== EXERCISE OBJECTIVE ==
Go through the listing below and return every line exactly.
::::::::::
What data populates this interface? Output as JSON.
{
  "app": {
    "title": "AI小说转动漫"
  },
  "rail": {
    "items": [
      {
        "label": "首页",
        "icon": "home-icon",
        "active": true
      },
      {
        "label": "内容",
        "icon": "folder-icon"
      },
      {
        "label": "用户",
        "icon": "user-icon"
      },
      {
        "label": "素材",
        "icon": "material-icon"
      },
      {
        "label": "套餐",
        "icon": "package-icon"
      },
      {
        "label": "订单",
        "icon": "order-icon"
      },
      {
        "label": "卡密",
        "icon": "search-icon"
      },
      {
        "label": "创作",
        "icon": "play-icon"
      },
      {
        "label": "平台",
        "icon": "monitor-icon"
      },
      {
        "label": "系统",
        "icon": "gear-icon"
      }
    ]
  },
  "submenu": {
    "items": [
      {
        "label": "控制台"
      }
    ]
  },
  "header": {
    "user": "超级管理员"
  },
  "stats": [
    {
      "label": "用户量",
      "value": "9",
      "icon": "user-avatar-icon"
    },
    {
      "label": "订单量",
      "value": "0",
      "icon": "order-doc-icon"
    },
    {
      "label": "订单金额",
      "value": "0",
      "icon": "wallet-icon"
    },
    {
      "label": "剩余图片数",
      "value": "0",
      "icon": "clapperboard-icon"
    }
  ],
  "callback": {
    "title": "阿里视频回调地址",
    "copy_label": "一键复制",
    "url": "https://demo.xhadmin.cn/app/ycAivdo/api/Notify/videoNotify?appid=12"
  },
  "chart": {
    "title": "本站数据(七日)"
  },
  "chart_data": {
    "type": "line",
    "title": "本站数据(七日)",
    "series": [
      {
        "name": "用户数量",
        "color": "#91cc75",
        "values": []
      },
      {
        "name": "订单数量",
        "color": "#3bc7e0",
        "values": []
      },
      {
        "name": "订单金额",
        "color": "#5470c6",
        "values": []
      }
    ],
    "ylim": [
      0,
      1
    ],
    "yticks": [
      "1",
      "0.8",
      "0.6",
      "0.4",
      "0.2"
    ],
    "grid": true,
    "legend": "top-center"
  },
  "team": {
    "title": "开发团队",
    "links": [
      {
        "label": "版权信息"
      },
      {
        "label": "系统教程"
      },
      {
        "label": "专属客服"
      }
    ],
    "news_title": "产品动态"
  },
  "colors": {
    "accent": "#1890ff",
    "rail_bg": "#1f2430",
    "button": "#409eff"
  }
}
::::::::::
== RESPONSE TO THE EXERCISE ==
What data populates this interface? Output as JSON.
{
  "app": {
    "title": "AI小说转动漫"
  },
  "rail": {
    "items": [
      {
        "label": "首页",
        "icon": "home-icon",
        "active": true
      },
      {
        "label": "内容",
        "icon": "folder-icon"
      },
      {
        "label": "用户",
        "icon": "user-icon"
      },
      {
        "label": "素材",
        "icon": "material-icon"
      },
      {
        "label": "套餐",
        "icon": "package-icon"
      },
      {
        "label": "订单",
        "icon": "order-icon"
      },
      {
        "label": "卡密",
        "icon": "search-icon"
      },
      {
        "label": "创作",
        "icon": "play-icon"
      },
      {
        "label": "平台",
        "icon": "monitor-icon"
      },
      {
        "label": "系统",
        "icon": "gear-icon"
      }
    ]
  },
  "submenu": {
    "items": [
      {
        "label": "控制台"
      }
    ]
  },
  "header": {
    "user": "超级管理员"
  },
  "stats": [
    {
      "label": "用户量",
      "value": "9",
      "icon": "user-avatar-icon"
    },
    {
      "label": "订单量",
      "value": "0",
      "icon": "order-doc-icon"
    },
    {
      "label": "订单金额",
      "value": "0",
      "icon": "wallet-icon"
    },
    {
      "label": "剩余图片数",
      "value": "0",
      "icon": "clapperboard-icon"
    }
  ],
  "callback": {
    "title": "阿里视频回调地址",
    "copy_label": "一键复制",
    "url": "https://demo.xhadmin.cn/app/ycAivdo/api/Notify/videoNotify?appid=12"
  },
  "chart": {
    "title": "本站数据(七日)"
  },
  "chart_data": {
    "type": "line",
    "title": "本站数据(七日)",
    "series": [
      {
        "name": "用户数量",
        "color": "#91cc75",
        "values": []
      },
      {
        "name": "订单数量",
        "color": "#3bc7e0",
        "values": []
      },
      {
        "name": "订单金额",
        "color": "#5470c6",
        "values": []
      }
    ],
    "ylim": [
      0,
      1
    ],
    "yticks": [
      "1",
      "0.8",
      "0.6",
      "0.4",
      "0.2"
    ],
    "grid": true,
    "legend": "top-center"
  },
  "team": {
    "title": "开发团队",
    "links": [
      {
        "label": "版权信息"
      },
      {
        "label": "系统教程"
      },
      {
        "label": "专属客服"
      }
    ],
    "news_title": "产品动态"
  },
  "colors": {
    "accent": "#1890ff",
    "rail_bg": "#1f2430",
    "button": "#409eff"
  }
}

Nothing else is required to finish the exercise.